At the end of May, according to CNBC, President Xi Jinping of China waded into the cryptocurrency/blockchain debate. His analysis has much to commend it, and yet should induce fears – if his vision takes blockchain to one ultimate place.
CNBC has President Xi, in translation, saying “A new generation of technology represented by artificial intelligence, quantum information, mobile communications, internet of things and blockchain is accelerating breakthrough applications. … Since entering the 21st century, global science and technological innovation has entered into an unprecedented period of intensive activity.
“A new round of scientific and industrial revolution is reconstructing the global innovation map and reshaping the global economic structure.”
President Xi was addressing a meeting of the Chinese Academy of Sciences and the Chinese Academy of Engineering.
President Xi hates cryptocurrencies
Despite the dominance of Chinese as the miners of Bitcoin, the Chinese establishment hates cryptocurrencies. Its reasoning is simple. The people who like cryptocurrencies tend to be distrustful of governments. The attraction of cryptocurrencies is anonymity. The Chinese state, as currently in power, hates anything which aids secrecy, except for itself.
In addition, though likely not a major factor, the sheer scale of electricity consumption to feed the Bitcoin mining habit, and many other cryptocurrencies, will have given the Chinese government ‘food for thought’. While trivial in the context of overall Chinese power consumption, the marginal cost and effect is substantial. Diverted to more constructive uses, that same power could produce more good than realising the occasional Bitcoin.
Indeed, over the past five years, the attitude to cryptocurrencies has evolved, from:

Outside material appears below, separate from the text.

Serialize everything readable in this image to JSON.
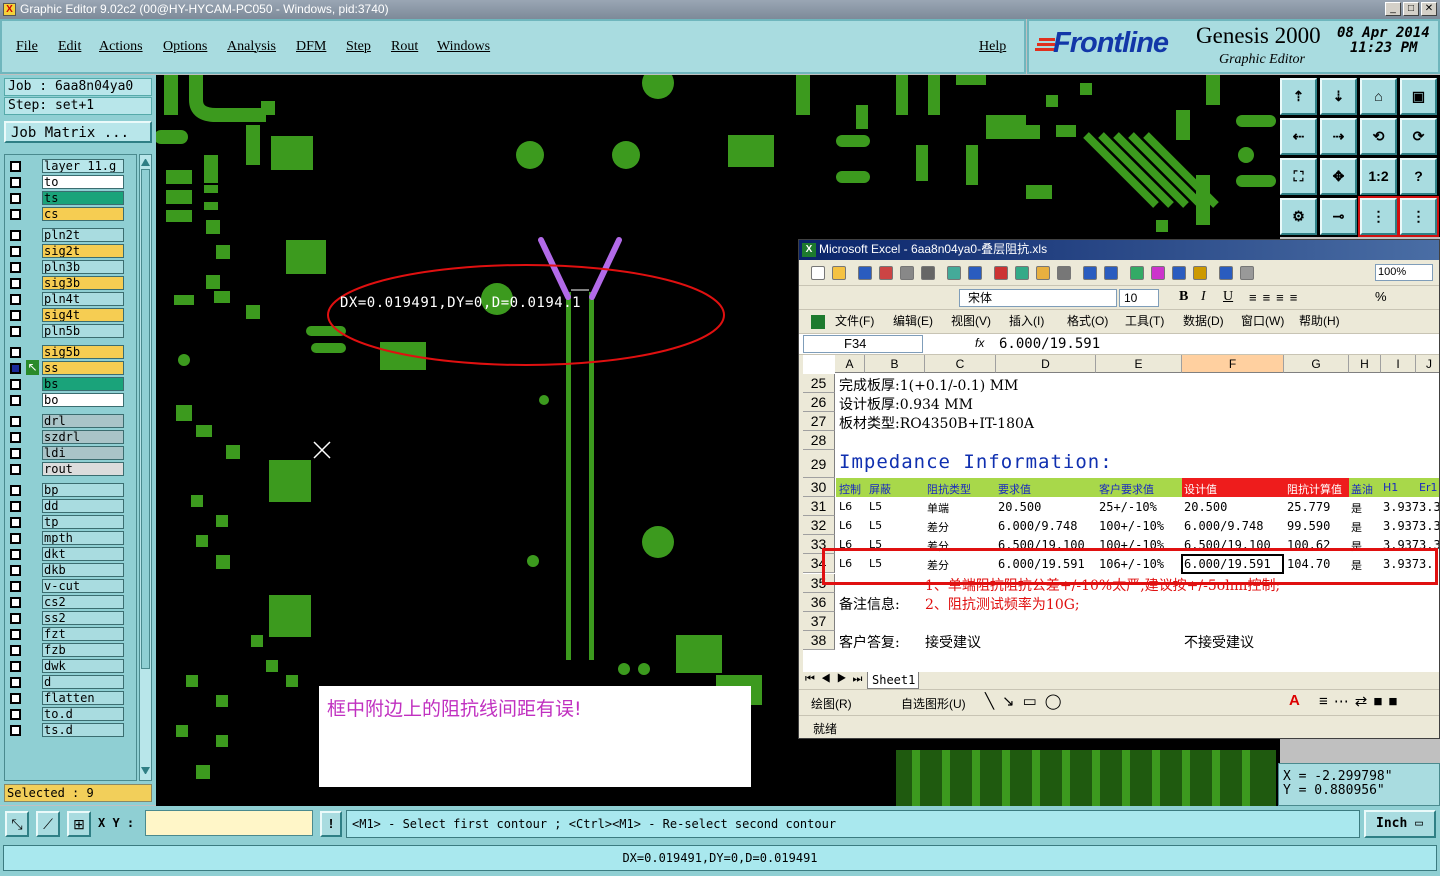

- the People’s Bank of China (PBoC) in 2013 starting to regulate Bitcoin even as it said people were still free to trade
- to the PBoC freeze of withdrawals in early 2017
- in late 2017, the disavowal of domestic Chinese cryptocurrency exchanges.
By banning cryptocurrency trading, the Chinese Government authorities hoped to:
- reduce capital flight, especially when this was unrecorded
- address tulip-mania or South Sea Bubble gambling
- attack tax evasion
- disable unofficial drug dealing.
What President Xi likes is … the blockchain
As Mr Trump frequently trumpets, China wants to innovate in areas where it can obtain some form of strategic advantage. These include, inter ali, 5G, AI … and blockchain.
Though no one can be sure precisely how blockchains will apply, among the ones where China sees advantage are:
- supply chains
- food safety (not an area where China has a great record)
- alcohol tracking (Axios offers the example of Ant Financial, Alibaba’s mobile payments arm, working on methods to verify (and trace) the authenticity of Maotai, a pricey brand of Chinese liquor)
- medical records
- banking/financial transactions.
Why does President Xi like these sorts of applications? Because they can track what happens. If the Chinese state can ‘peer into’ what its citizens and businesses are doing at the transaction level it hardens its already mighty control. Rremember that the Great Firewall of China is a mechanism to ‘protect’ Chinese citizens from all the evils and temptations they might learn elsewhere – like wanting choice.
Axios also describes how “The PBoC is working on a ‘Central Bank Digital Currency’, an effort to move China — already largely cashless in big cities — even further away from traditional currency. … This currency would allow the PBoC to track transactions. “But it’s not like a credit card where a lot of different parties have access to the data,” says Martin Chorzempa of the Peterson Institute of International Economics. “This would limit the traceability to certain individuals,” meaning the government.”
Enterprise Times: what does this mean
That China likes blockchain is not in doubt. It is throwing official resources behind blockchain developments as well as encouraging businesses to invest and innovate. President Xi’s hope is China will outdo others, both within China and as an external point of leverage.
The comparison to telecomms, and especially 4G and 5G cellular networks, is instructive. China sees these as having strategic value, beyond communications and manufacturing. They deal with data. That data is valuable to the state. Blockchain technologies (and AI) possess the same attractions.
The challenge of the rest of the world will be to out-innovate China (prevention, as usual, is a lost cause). This demands investment in realistic blockchain initiatives, and an admission that unregulated Bitcoin/cryptocurrency investing – however principled the anonymity objectives – are little more than a waste of energy in the pursuit of fool’s gold.